At MIT GOV/LAB, part of our mission is to produce and promote engaged scholarship on how to encourage citizens to voice their needs and engage their governments in productive ways. Our working definition of engaged scholarship is rigorous research that is co-created by practitioner organizations and grounded in field work. This collaborative process increases the likelihood that practitioners will be able to use research results and apply them to their work. Our engaged scholarship model is based on values of equitable exchange between practitioners and academics. For us, equitable exchange starts with outlining potential costs and benefits and acknowledging potential power asymmetries to spread risk out more evenly and maximize learning for both parties.
Over the years, we’ve collaborated with numerous practitioner partners in diverse geographies on projects small and large—and we’ve learned a lot along the way.
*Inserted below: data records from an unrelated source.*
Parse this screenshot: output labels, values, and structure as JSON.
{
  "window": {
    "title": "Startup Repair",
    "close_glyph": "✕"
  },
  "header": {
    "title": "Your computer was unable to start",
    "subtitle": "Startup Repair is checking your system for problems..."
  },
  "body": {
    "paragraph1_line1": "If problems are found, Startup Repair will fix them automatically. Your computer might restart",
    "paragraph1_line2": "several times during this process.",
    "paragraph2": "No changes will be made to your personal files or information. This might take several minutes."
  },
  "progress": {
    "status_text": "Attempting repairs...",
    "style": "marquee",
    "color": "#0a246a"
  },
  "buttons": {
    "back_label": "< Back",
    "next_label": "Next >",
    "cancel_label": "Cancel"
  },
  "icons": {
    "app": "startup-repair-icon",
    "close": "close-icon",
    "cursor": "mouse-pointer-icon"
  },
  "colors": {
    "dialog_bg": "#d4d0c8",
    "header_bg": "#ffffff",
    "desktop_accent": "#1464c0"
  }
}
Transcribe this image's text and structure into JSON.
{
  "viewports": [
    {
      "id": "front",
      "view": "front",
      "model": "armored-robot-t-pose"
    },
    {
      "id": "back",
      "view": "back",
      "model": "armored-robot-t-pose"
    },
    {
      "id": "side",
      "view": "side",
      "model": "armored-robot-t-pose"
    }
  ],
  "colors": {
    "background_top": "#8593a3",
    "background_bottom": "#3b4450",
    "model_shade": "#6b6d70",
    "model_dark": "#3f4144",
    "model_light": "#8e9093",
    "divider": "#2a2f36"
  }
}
This guide builds on MIT GOV/LAB’s deep experience of learning in the field and from many honest conversations with partners reflecting on “what could have gone differently.” Based on our experience and the principle of equitable exchange, this guide focuses on research collaborations related to political science, with an emphasis on empirical evidence, and with practitioners who are often based in developing countries. Practitioners can be a diverse set of actors, and MIT GOV/LAB tends to partner with groups grounded in local contexts, oftentimes within civil society or local government who have long-standing presence in the communities we seek to engage.
Download the updated guide and check out the new case study from MIT GOV/LAB featuring Grassroot.
MIT Governance Lab (MIT GOV/LAB). 2020. “How to Have Difficult Conversations / A Practical Guide for Academic-Practitioner Research Collaborations”. Version 2. Massachusetts Institute of Technology Governance Lab (United States).
Authors: Varja Lipovsek and Alisa Zomer
Designers: Susy Tort and Gabriela Reygadas
The idea for this guide came out of a 2018 workshop co-hosted with Evidence in Governance and Politics (EGAP) on “Identifying Best Practices for Academic-Practitioner Research Partnerships” in Washington, DC. Thanks to Adam S. Levine, Baruani Mshale, Michael Moses, Leah Rosenzweig, Matthew Lisiecki, and Ingrid Lee, as well as the 2019 APSA Summer Institute for Civically Engaged Research at Tufts University for providing timely and useful input on the early iterations of the guide.
Many thanks to our partners Luke Jordan and Katlego Mohlabane from Grassroot for reviewing the case study in this update to the guide. Thanks to MIT GOV/LAB Faculty Director Professor Lily Tsai for many comments and to Selmah Goldberg for helping to shape this second iteration. Finally, thanks to our editor Maggie Biroscak for helping us translate across audiences and Nina Gregg for designing the initial interactive tool concept.